You have made some very good points there JC and I completely agree with you.
We both understand that there are many things needed to make a good quality audio file such as the recording and mastering of the music. We both also understand that even though a 24bit file has a higher resolution than a 16bit file they're both still going to sound exactly the same. So IMO as far as the end user is concerned they're both exactly the same quality dispite having a difference in bit rate.
What Linn have said is that the 24bit studio mastered files are of a higher quality than what can be achieved on a 16bit CD. When taken in a very literal sense they are a higher bit rate so technically speaking they better in this one respect. Although IMO this isn't actually the same thing as being better quality. So yes it is misleading to the layman who doesn't understand digital audio technology but when taken in this one very literal sense they haven't actually told a lie.
What Linn has failed to do though, is make it clear to their customers that there are in fact two different versions of the music which only sound different to one another because they've been mastered to sound different and that this has nothing to do with the bit rate.

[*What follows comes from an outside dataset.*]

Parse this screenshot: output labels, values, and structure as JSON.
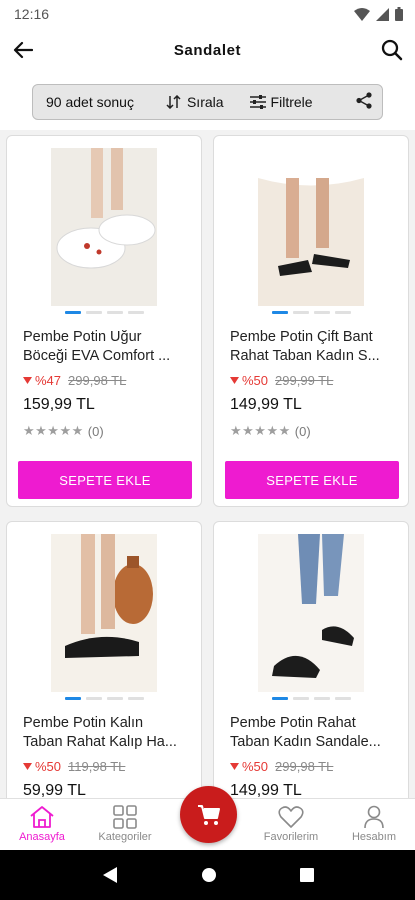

Like I said: they haven't actually lied but it is misleading.
................24bit studio mastered files are of a higher quality than what can be achieved on a 16bit CD.
16 bit CD is more than adequate to fully capture the enitre audible dynamic range of any piece of music, so I'd say that the statement is wrong. You can't get any better because there is no audible benefit. What's the point in trying to replay sub and ultra sonic noises that humans cannot hear? All it does is create an uneccessarily large file.
Remember that we are taliking about music and what we can hear, anything outside of the range of our hearing is irrelevant.
24bit files are used in studios when making the music because (for mathematical reasons) they're more convenient to edit. However as far as the musical playback is concerned 24bit and 16bit audio files will both sound exactly identical and therefore they both have exactly the same level of sound quality.
© 2014 Haymarket Publishing